The herb bilberry, which is related to blueberry, may be beneficial in preventing cataracts. I place patients on 120 mg to 240 mg of bilberry twice a day.
Grape seed extract and pine bark extract, otherwise known as OPCs, also are very strong antioxidants, and I routinely place patients on 50 mg to 100 mg twice a day. Patients on blood thinners should consult their doctors before using higher doses of these.
Lipoic acid is a superstar antioxidant because it works in both the water-soluble and fat-soluble tissues of the body. It also helps to recycle the other antioxidants. I routinely place patients on 100 mg of lipoic acid twice a day.
Ginkgo biloba helps improve circulation, even the microcirculation in the eye, and I regularly place patients with cataracts on 80 mg to 120 mg of Ginkgo three times a day. Remember, take the multivitamin and mineral supplement in addition to the other supplements.
Q. I have an enlarged prostate and have been on medication for this. However, the side effects of the medication are severe. Are there natural means for relieving my condition? --S.B., Tempe, Ariz.
A.Unfortunately, as a man grows older the prostate gland grows larger--and as a result, usually by age 80 more than 90 percent of men have symptoms of an enlarged prostate.
This condition is known in the medical field as BPH (benign prostatic hypertrophy).
The most common symptoms of this condition are frequent urination, decreased force of the stream of urine, having to wake up at night in order to urinate, and problems starting and stopping the stream of urine.
Commonly I place patients with BPH on the herb saw palmetto--normally 300 mg of saw palmetto twice each day.
Pygeum is another herb that may be effective in relieving the symptoms of an enlarged prostate. I normally place patients on 100 mg of this twice a day.
Another supplement that is widely used in Europe for controlling symptoms of an enlarged prostate is beta-sitosterol. Approximately 100 mg daily of beta-sitosterol is needed. Finally, the herb nettle root may be effective in offering you some relief.
You should be able to find a combination of all of these different herbs at health-food stores.
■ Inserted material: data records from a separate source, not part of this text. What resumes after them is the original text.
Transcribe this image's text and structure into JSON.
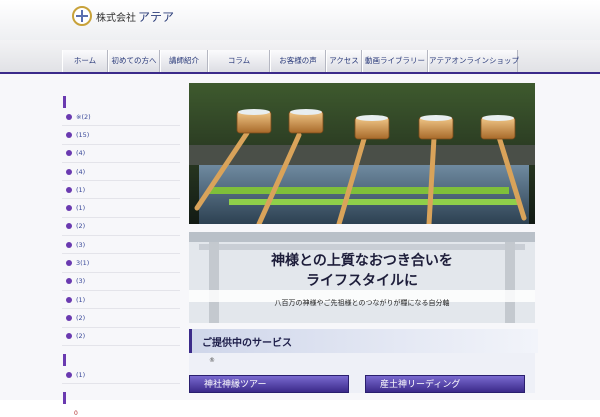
{
  "header": {
    "logo_prefix": "株式会社",
    "logo_name": "アテア"
  },
  "nav": {
    "items": [
      "ホーム",
      "初めての方へ",
      "講師紹介",
      "コラム",
      "お客様の声",
      "アクセス",
      "動画ライブラリー",
      "アテアオンラインショップ"
    ]
  },
  "sidebar": {
    "items": [
      "※(2)",
      "(15)",
      "(4)",
      "(4)",
      "(1)",
      "(1)",
      "(2)",
      "(3)",
      "3(1)",
      "(3)",
      "(1)",
      "(2)",
      "(2)"
    ],
    "items2": [
      "(1)"
    ],
    "tail": "0"
  },
  "hero": {
    "headline1": "神様との上質なおつき合いを",
    "headline2": "ライフスタイルに",
    "subline": "八百万の神様やご先祖様とのつながりが糧になる自分軸"
  },
  "services": {
    "title": "ご提供中のサービス",
    "mark": "®",
    "buttons": [
      "神社神縁ツアー",
      "産土神リーディング"
    ]
  },
  "colors": {
    "accent": "#3b2a8a",
    "bullet": "#6a3ab0",
    "nav_text": "#2a3a7a"
  }
}
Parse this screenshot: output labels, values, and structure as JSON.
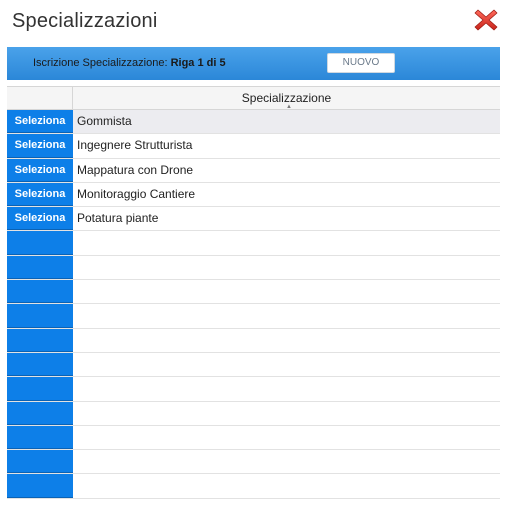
{
  "dialog": {
    "title": "Specializzazioni",
    "close_icon": "close-x-icon",
    "close_color": "#e33b2e"
  },
  "toolbar": {
    "info_label": "Iscrizione Specializzazione:",
    "info_value": "Riga 1 di 5",
    "new_label": "NUOVO",
    "accent": "#2b87d8"
  },
  "grid": {
    "column_header": "Specializzazione",
    "sort_direction": "ascending",
    "select_label": "Seleziona",
    "select_color": "#0d7fe8",
    "rows": [
      "Gommista",
      "Ingegnere Strutturista",
      "Mappatura con Drone",
      "Monitoraggio Cantiere",
      "Potatura piante"
    ],
    "empty_row_count": 11
  }
}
If taken consistently, these supplements will help to relieve the symptoms of your condition.
A recent study in a respected medical journal revealed that nutritional supplements can reduce cataract disease.